## Task prompt
A word-for-word copy of the records is needed, with every picture left out.

Top of Data extract

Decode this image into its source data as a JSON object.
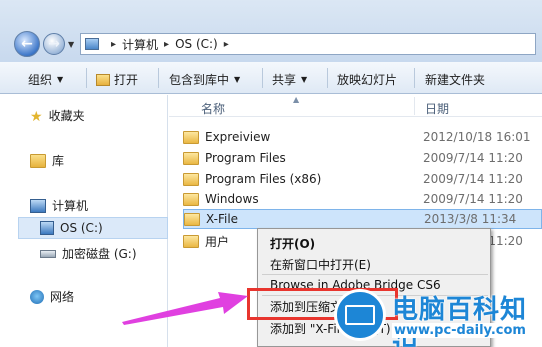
{
  "address": {
    "path": [
      "计算机",
      "OS (C:)"
    ]
  },
  "toolbar": {
    "organize": "组织",
    "open": "打开",
    "include_in_library": "包含到库中",
    "share": "共享",
    "slideshow": "放映幻灯片",
    "new_folder": "新建文件夹"
  },
  "nav": {
    "favorites": "收藏夹",
    "libraries": "库",
    "computer": "计算机",
    "os_c": "OS (C:)",
    "encrypted_g": "加密磁盘 (G:)",
    "network": "网络"
  },
  "columns": {
    "name": "名称",
    "date": "日期"
  },
  "files": [
    {
      "name": "Expreiview",
      "date": "2012/10/18 16:01"
    },
    {
      "name": "Program Files",
      "date": "2009/7/14 11:20"
    },
    {
      "name": "Program Files (x86)",
      "date": "2009/7/14 11:20"
    },
    {
      "name": "Windows",
      "date": "2009/7/14 11:20"
    },
    {
      "name": "X-File",
      "date": "2013/3/8 11:34"
    },
    {
      "name": "用户",
      "date": "2009/7/14 11:20"
    }
  ],
  "context_menu": {
    "open": "打开(O)",
    "open_new_window": "在新窗口中打开(E)",
    "browse_bridge": "Browse in Adobe Bridge CS6",
    "add_to_archive": "添加到压缩文件(A)...",
    "add_to_x": "添加到 \"X-File.rar\"(T)"
  },
  "watermark": {
    "title": "电脑百科知识",
    "url": "www.pc-daily.com"
  },
  "colors": {
    "highlight_box": "#e8352e",
    "arrow": "#e040e0",
    "watermark_blue": "#1d86d6"
  },
  "icons": {
    "back": "back-arrow-icon",
    "forward": "forward-arrow-icon",
    "computer": "computer-icon",
    "folder": "folder-icon",
    "star": "star-icon",
    "drive": "drive-icon",
    "network": "network-icon"
  }
}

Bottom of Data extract

## Exercise result
Decode this image into its source data as a JSON object.
{
  "address": {
    "path": [
      "计算机",
      "OS (C:)"
    ]
  },
  "toolbar": {
    "organize": "组织",
    "open": "打开",
    "include_in_library": "包含到库中",
    "share": "共享",
    "slideshow": "放映幻灯片",
    "new_folder": "新建文件夹"
  },
  "nav": {
    "favorites": "收藏夹",
    "libraries": "库",
    "computer": "计算机",
    "os_c": "OS (C:)",
    "encrypted_g": "加密磁盘 (G:)",
    "network": "网络"
  },
  "columns": {
    "name": "名称",
    "date": "日期"
  },
  "files": [
    {
      "name": "Expreiview",
      "date": "2012/10/18 16:01"
    },
    {
      "name": "Program Files",
      "date": "2009/7/14 11:20"
    },
    {
      "name": "Program Files (x86)",
      "date": "2009/7/14 11:20"
    },
    {
      "name": "Windows",
      "date": "2009/7/14 11:20"
    },
    {
      "name": "X-File",
      "date": "2013/3/8 11:34"
    },
    {
      "name": "用户",
      "date": "2009/7/14 11:20"
    }
  ],
  "context_menu": {
    "open": "打开(O)",
    "open_new_window": "在新窗口中打开(E)",
    "browse_bridge": "Browse in Adobe Bridge CS6",
    "add_to_archive": "添加到压缩文件(A)...",
    "add_to_x": "添加到 \"X-File.rar\"(T)"
  },
  "watermark": {
    "title": "电脑百科知识",
    "url": "www.pc-daily.com"
  },
  "colors": {
    "highlight_box": "#e8352e",
    "arrow": "#e040e0",
    "watermark_blue": "#1d86d6"
  },
  "icons": {
    "back": "back-arrow-icon",
    "forward": "forward-arrow-icon",
    "computer": "computer-icon",
    "folder": "folder-icon",
    "star": "star-icon",
    "drive": "drive-icon",
    "network": "network-icon"
  }
}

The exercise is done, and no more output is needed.